Nestlé, PepsiCo Donations Fuel Doubt Over US Nutrition Academy's Credibility

Since the desperate levels of food insecurity the country experienced during World War I, The Academy of Nutrition and Dietetics (AND) has been dedicated to helping the United States government — providing it with research, education, and advocacy to support the country's nutritional well-being. With over 112,000 accredited nutritionists and dietetics, AND is the largest organization of it's kind in the world. With that, it also holds a significant amount of influence. Not only does the organization provide information to more than 110,000 food and nutrition professionals across the country, but it also has legislative power in shaping food policy through its lobbies with Congress (via The Guardian).

Touting itself as the "trusted source of food and nutrition information" on the Eat Right website, AND is meant to serve the public by acting as an independent voice. However, a recent peer-reviewed study published by the Cambridge University Press suggests otherwise.

Corporate influence at the Academy of Nutrition and Dietetics

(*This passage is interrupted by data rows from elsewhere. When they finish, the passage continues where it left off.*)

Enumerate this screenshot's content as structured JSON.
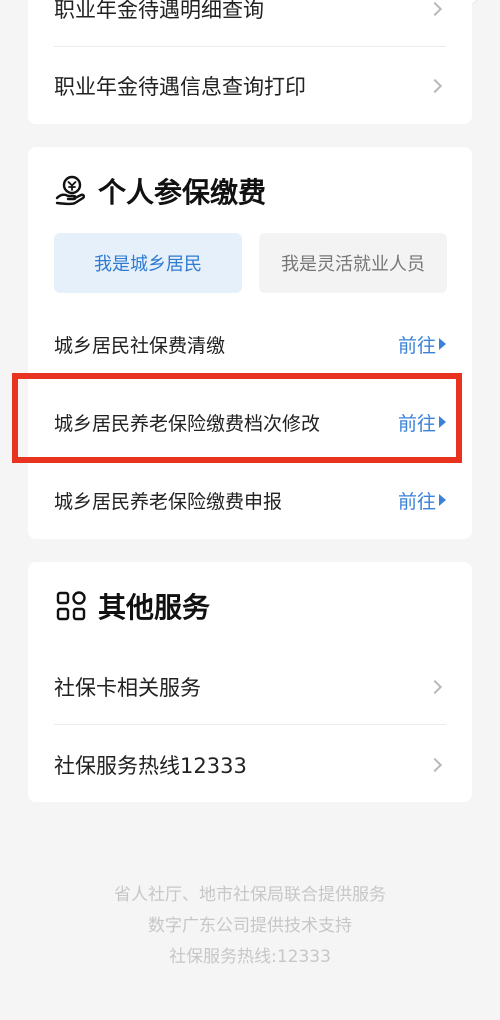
{
  "card_top": {
    "rows": [
      {
        "label": "职业年金待遇明细查询"
      },
      {
        "label": "职业年金待遇信息查询打印"
      }
    ]
  },
  "personal": {
    "title": "个人参保缴费",
    "tabs": [
      {
        "label": "我是城乡居民",
        "active": true
      },
      {
        "label": "我是灵活就业人员",
        "active": false
      }
    ],
    "items": [
      {
        "label": "城乡居民社保费清缴",
        "action": "前往"
      },
      {
        "label": "城乡居民养老保险缴费档次修改",
        "action": "前往"
      },
      {
        "label": "城乡居民养老保险缴费申报",
        "action": "前往"
      }
    ]
  },
  "other": {
    "title": "其他服务",
    "rows": [
      {
        "label": "社保卡相关服务"
      },
      {
        "label": "社保服务热线12333"
      }
    ]
  },
  "footer": {
    "lines": [
      "省人社厅、地市社保局联合提供服务",
      "数字广东公司提供技术支持",
      "社保服务热线:12333"
    ]
  },
  "colors": {
    "accent": "#3a82d8",
    "highlight": "#e8341e",
    "background": "#f5f5f5"
  }
}
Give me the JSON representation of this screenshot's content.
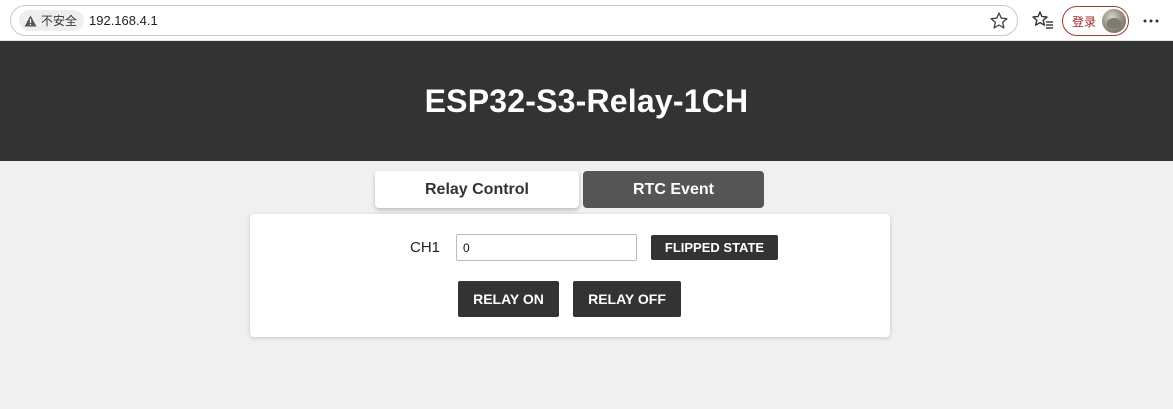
{
  "browser": {
    "security_label": "不安全",
    "url": "192.168.4.1",
    "login_label": "登录"
  },
  "header": {
    "title": "ESP32-S3-Relay-1CH"
  },
  "tabs": [
    {
      "label": "Relay Control",
      "active": true
    },
    {
      "label": "RTC Event",
      "active": false
    }
  ],
  "panel": {
    "channel_label": "CH1",
    "channel_value": "0",
    "flip_label": "FLIPPED STATE",
    "on_label": "RELAY ON",
    "off_label": "RELAY OFF"
  },
  "colors": {
    "header_bg": "#333333",
    "tab_inactive_bg": "#555555",
    "button_bg": "#333333",
    "page_bg": "#f0f0f0"
  }
}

After analyzing uncovered financial documents and internal communications from 2011 to 2017, researchers of the Cambridge University Press study revealed that AND has received millions in donations from companies such as Nestlé and PepsiCo — two companies that produce foods and drinks that have been linked to diseases like diabetes, obesity, and heart disease (per The Guardian). Additionally, a number of former industry employees at pharmaceutical and agribusiness corporations hold key leadership positions at AND — including Monsanto, a major party allegedly behind the GMO research that caused agricultural damage in Hawaii.

The study also revealed a 2015 email from an AND employee clearly defining sponsorships as "when a company pays a fee to the Academy/Foundation in return for Academy/Foundation defined specific rights and benefits" — effectively equating them to a quid pro quo. The email then proved that AND was, at the time, involved in a two-year, $300,000 "sponsorship" deal with Abbott. Within the email exchange, the parties discussed ways that AND could influence dietitians to push the company's Pediasure product in pediatrician offices.

Executive director of US Right to Know and a co-author of the study, Gary Ruskin, told The Guardian, "It's incredibly influential so if the Academy is corrupt then nutritional policy in the US is going to be corrupt." He went on to say, "If we're ever going to solve the problems of obesity and diabetes in the US and elsewhere, then we're going to have to tackle the corruption in our health institutions."